As a developer, I think IBM’s move is good for Java being Open. To Google it is kind of an opportunity to start owning Harmony and to control development on it; and Google should seriously start investing in Harmony and capitalize on this opportunity. And for the lawsuit, I think Google can win it, if it is not thrown out of the court, may be fined for “some incompatibilities” in their version of Java. But it is the time this suit is going to take, “may” cause some hardware vendors to slowdown their production of android phones, but the demand will drive it and I don’t see it happening because Android phones are much cheaper; a lot of android phones are lined up for 2011 with Android-3-based tablets.

Oracle, a patent troll, just wants money and will try to prolong the lawsuit as much as they can to get some leverage from “time” and “doubts” about future of android.
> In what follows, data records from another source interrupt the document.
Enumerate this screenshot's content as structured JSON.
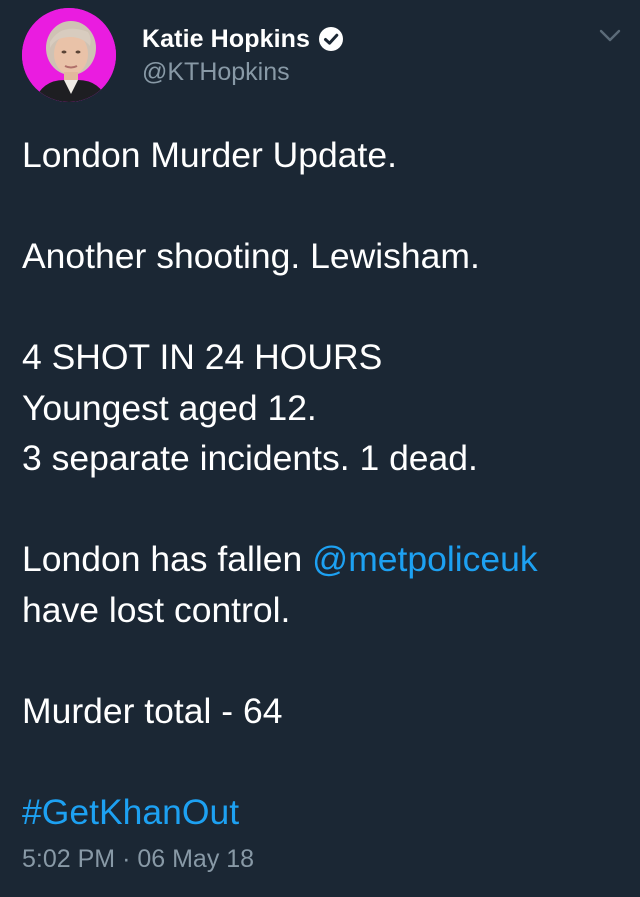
{
  "author": {
    "display_name": "Katie Hopkins",
    "handle": "@KTHopkins",
    "verified": true,
    "avatar_bg": "#ea1ce0"
  },
  "menu_icon": "chevron-down-icon",
  "tweet": {
    "line1": "London Murder Update.",
    "line2": "Another shooting. Lewisham.",
    "line3": "4 SHOT IN 24 HOURS",
    "line4": "Youngest aged 12.",
    "line5": "3 separate incidents. 1 dead.",
    "line6_pre": "London has fallen ",
    "mention": "@metpoliceuk",
    "line7": "have lost control.",
    "line8": "Murder total - 64",
    "hashtag": "#GetKhanOut"
  },
  "meta": {
    "time": "5:02 PM",
    "separator": "·",
    "date": "06 May 18"
  },
  "colors": {
    "background": "#1b2734",
    "text": "#ffffff",
    "secondary": "#8899a6",
    "link": "#1da1f2"
  }
}
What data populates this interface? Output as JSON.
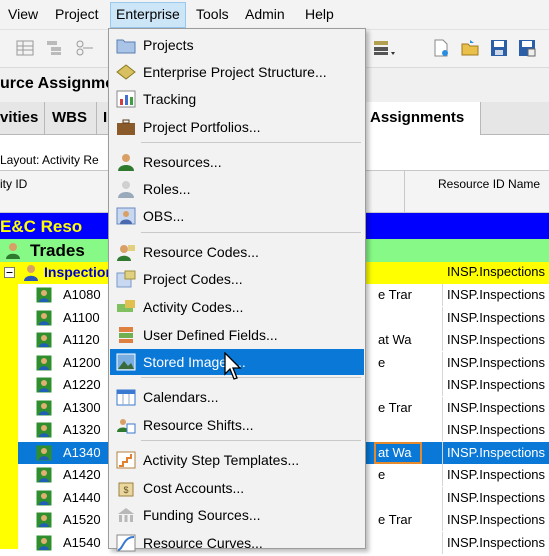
{
  "menubar": {
    "items": [
      "View",
      "Project",
      "Enterprise",
      "Tools",
      "Admin",
      "Help"
    ]
  },
  "title_strip": {
    "text": "urce Assignme"
  },
  "tabs": [
    "vities",
    "WBS",
    "I",
    "Assignments"
  ],
  "layout_bar": {
    "text": "Layout: Activity Re"
  },
  "grid_header": {
    "activity_id": "ity ID",
    "resource_id_name": "Resource ID Name"
  },
  "bands": {
    "ec": "E&C Reso",
    "trades": "Trades",
    "inspection": "Inspection",
    "inspection_resource": "INSP.Inspections"
  },
  "rows": [
    {
      "id": "A1080",
      "frag": "e Trar",
      "res": "INSP.Inspections"
    },
    {
      "id": "A1100",
      "frag": "",
      "res": "INSP.Inspections"
    },
    {
      "id": "A1120",
      "frag": "at Wa",
      "res": "INSP.Inspections"
    },
    {
      "id": "A1200",
      "frag": "e",
      "res": "INSP.Inspections"
    },
    {
      "id": "A1220",
      "frag": "",
      "res": "INSP.Inspections"
    },
    {
      "id": "A1300",
      "frag": "e Trar",
      "res": "INSP.Inspections"
    },
    {
      "id": "A1320",
      "frag": "",
      "res": "INSP.Inspections"
    },
    {
      "id": "A1340",
      "frag": "at Wa",
      "res": "INSP.Inspections",
      "selected": true
    },
    {
      "id": "A1420",
      "frag": "e",
      "res": "INSP.Inspections"
    },
    {
      "id": "A1440",
      "frag": "",
      "res": "INSP.Inspections"
    },
    {
      "id": "A1520",
      "frag": "e Trar",
      "res": "INSP.Inspections"
    },
    {
      "id": "A1540",
      "frag": "",
      "res": "INSP.Inspections"
    }
  ],
  "dropdown": {
    "items": [
      {
        "label": "Projects",
        "icon": "folder-icon"
      },
      {
        "label": "Enterprise Project Structure...",
        "icon": "eps-icon"
      },
      {
        "label": "Tracking",
        "icon": "chart-icon"
      },
      {
        "label": "Project Portfolios...",
        "icon": "briefcase-icon"
      },
      {
        "label": "Resources...",
        "icon": "person-icon"
      },
      {
        "label": "Roles...",
        "icon": "role-icon"
      },
      {
        "label": "OBS...",
        "icon": "obs-icon"
      },
      {
        "label": "Resource Codes...",
        "icon": "resource-codes-icon"
      },
      {
        "label": "Project Codes...",
        "icon": "project-codes-icon"
      },
      {
        "label": "Activity Codes...",
        "icon": "activity-codes-icon"
      },
      {
        "label": "User Defined Fields...",
        "icon": "udf-icon"
      },
      {
        "label": "Stored Images...",
        "icon": "image-icon",
        "hover": true
      },
      {
        "label": "Calendars...",
        "icon": "calendar-icon"
      },
      {
        "label": "Resource Shifts...",
        "icon": "shifts-icon"
      },
      {
        "label": "Activity Step Templates...",
        "icon": "step-templates-icon"
      },
      {
        "label": "Cost Accounts...",
        "icon": "cost-icon"
      },
      {
        "label": "Funding Sources...",
        "icon": "funding-icon"
      },
      {
        "label": "Resource Curves...",
        "icon": "curves-icon"
      }
    ]
  },
  "colors": {
    "selection_blue": "#0a78d7",
    "band_blue": "#0000ff",
    "band_yellow_text": "#ffff00",
    "trades_green": "#86f986",
    "inspection_yellow": "#ffff00"
  }
}
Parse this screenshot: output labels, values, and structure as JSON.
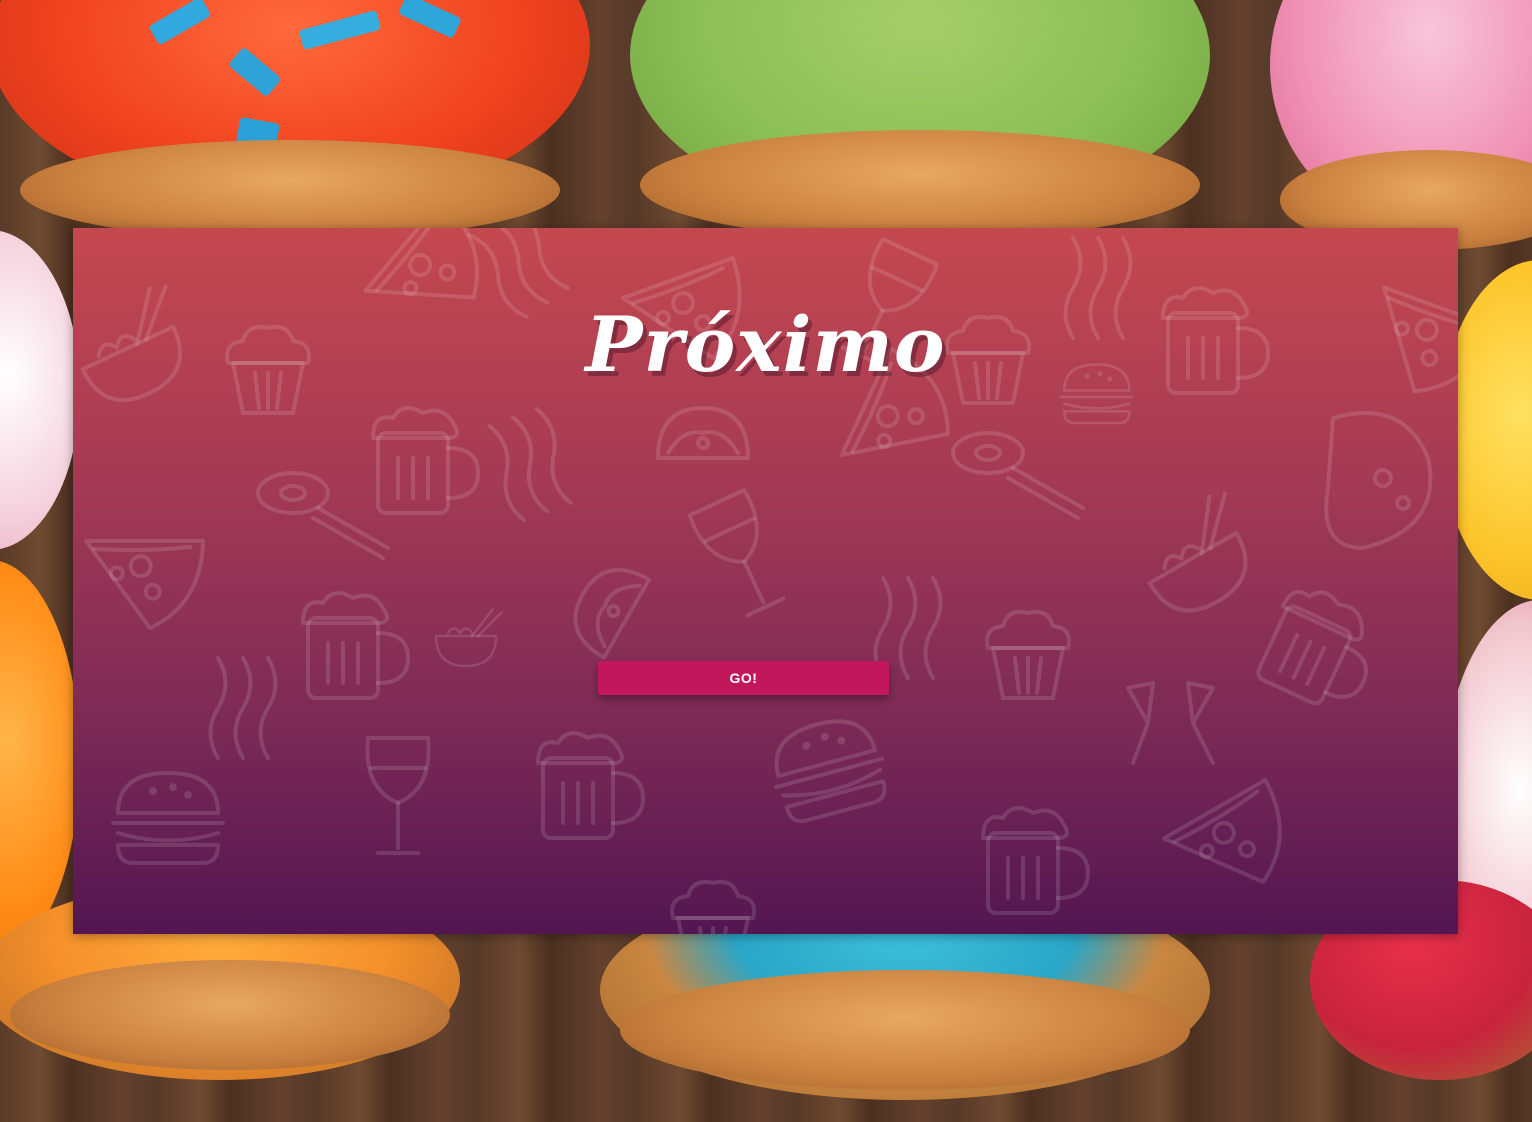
{
  "app": {
    "brand_name": "Próximo"
  },
  "actions": {
    "go_label": "GO!"
  },
  "colors": {
    "card_top": "#c4484f",
    "card_bottom": "#531652",
    "button": "#c2185b",
    "button_text": "#ffffff"
  },
  "icons": [
    "pizza-icon",
    "beer-mug-icon",
    "bacon-icon",
    "wine-glass-icon",
    "cupcake-icon",
    "burger-icon",
    "taco-icon",
    "sushi-chopsticks-icon",
    "noodle-bowl-icon",
    "champagne-toast-icon",
    "cheese-icon"
  ]
}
But in the end it is not going to matter much because Oracle is not Android’s competitor and doesn’t have a “real” mobile platform except for the dying-j2me, which they inherited from Sun.

Log4J: Emailing specific errors only

Log4J’s SMTPAppender provides enough basic functionality to send out error messages as emails. Although emailing error messages is not always a good idea, unless something really goes wrong in system. Sometimes it is required to send out only specific errors in specific areas of the system. It is possible to do that with the SMTPAppender, even if these specific errors lie in the same category(WARN, ERROR etc.) as other errors. This is achieved with TriggeringEventEvaluator. Here is a sample config for the SMTPAppender.

The parameter EvaluatorClass is where we specify the implementation of TriggeringEventEvaluator, which acts like a filter to allow emailing only specific errors:

Now only ERRORs from “SomeSeriousErrorLogger” will be emailed.

Merging arrays in Java

I was playing around with java arrays and ran into a problem where I wanted to merge smaller arrays into a single big array. So the first thing I thought was to make a new array of size equal to the total length of all smaller arrays and then populating the values using loops. Then I went on to make a generic method to merge Generic arrays of same type but I realized that I cannot create a Generic array. So I thought of another way to merge Generic arrays using List.

This code here will merge any number of generic arrays into one single array. The last line gives an unchecked cast warning, but can be ignored because we already assumed that the arrays are of same type.

Resolving log4j.dtd error on JBoss

I recently faced an issue where the application was not able to find the log4j.dtd, when deployed on jboss. We were using our own repository selector for logging and an isolated classloader. But could see a “FileNotFoundException” for log4j.dtd in the JBoss log when the application was deployed, although the dtd was part of the log4j jar contained within the application. The reason for that was the xml parser was not looking in the classpath resources for the dtd, but was just looking in a path relative to the application’s root directory.

Now in order to load the dtd from the classpath I updated the repository selector and set an EntityResolver to the DocumentBuilder so that when the parser encounters the dtd reference the resolver looks it up from the classpath. Here is the code to that.

Assuming that the doctype reference in log4j.xml is:

The code to override the default behavior of the parser to look for the dtd in the classpath:

Now our EntityResolver will return the dtd from classpath whenever the parser encounters it. Although I wish the parser could support the “classpath” protocol in the doctype uri.